From a sugarcane monoculture to a diversified farming system - Transforming the land
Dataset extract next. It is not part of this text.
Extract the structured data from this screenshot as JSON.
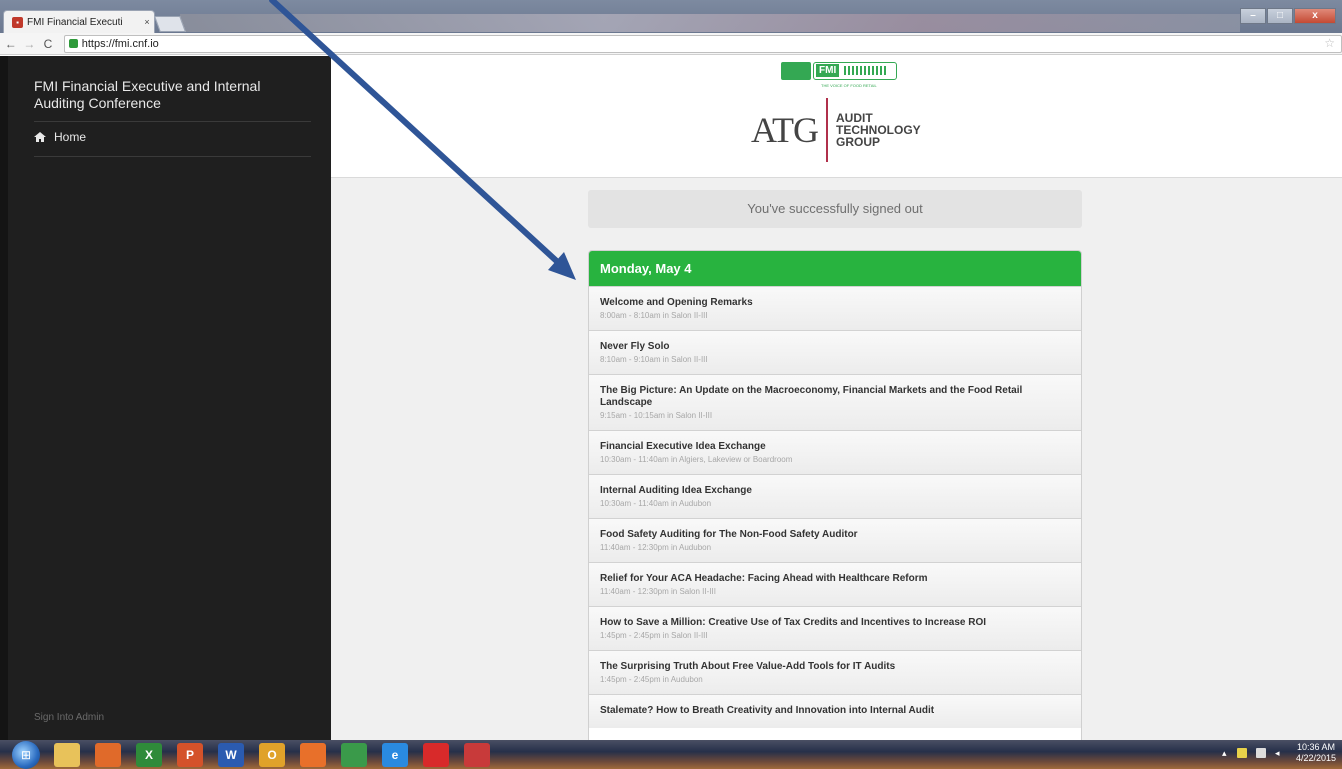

The gradual and difficult transformation of a sugar cane monoculture farm to an integrated and diversified farming system is described, using the case of a small family farm in the Philippine province of Negros Occidental. In 1984 the Oray family decided to change their farming practices to achieve food security for the family, to improve control of the entire production process, and to make optimal use of the natural resources available to them by nutrient cycling. The transformation involved conversion of intensively farmed sugar cane land to rice, land levelling to improve water management, direct marketing to neighbours to avoid middlemen, planting maize and vegetables for home consumption, keeping a few livestock such as a sow, some piglets, and chickens, raising a water buffalo for animal traction, extension of the farm from an initial 1.3 ha to 3.5 ha, the introduction of crop rotations based on leguminous crops such as groundnut, soybean, mung bean, and cowpea, farm forestry, the adoption of biological pest management strategies to control snail damage in rice by planting taro and dispersing rice hulls, using cassava as a catch crop to keep rats away from rice seedlings. These and other changes have made it possible for the family to meet their needs and have made life less risky than it used to be.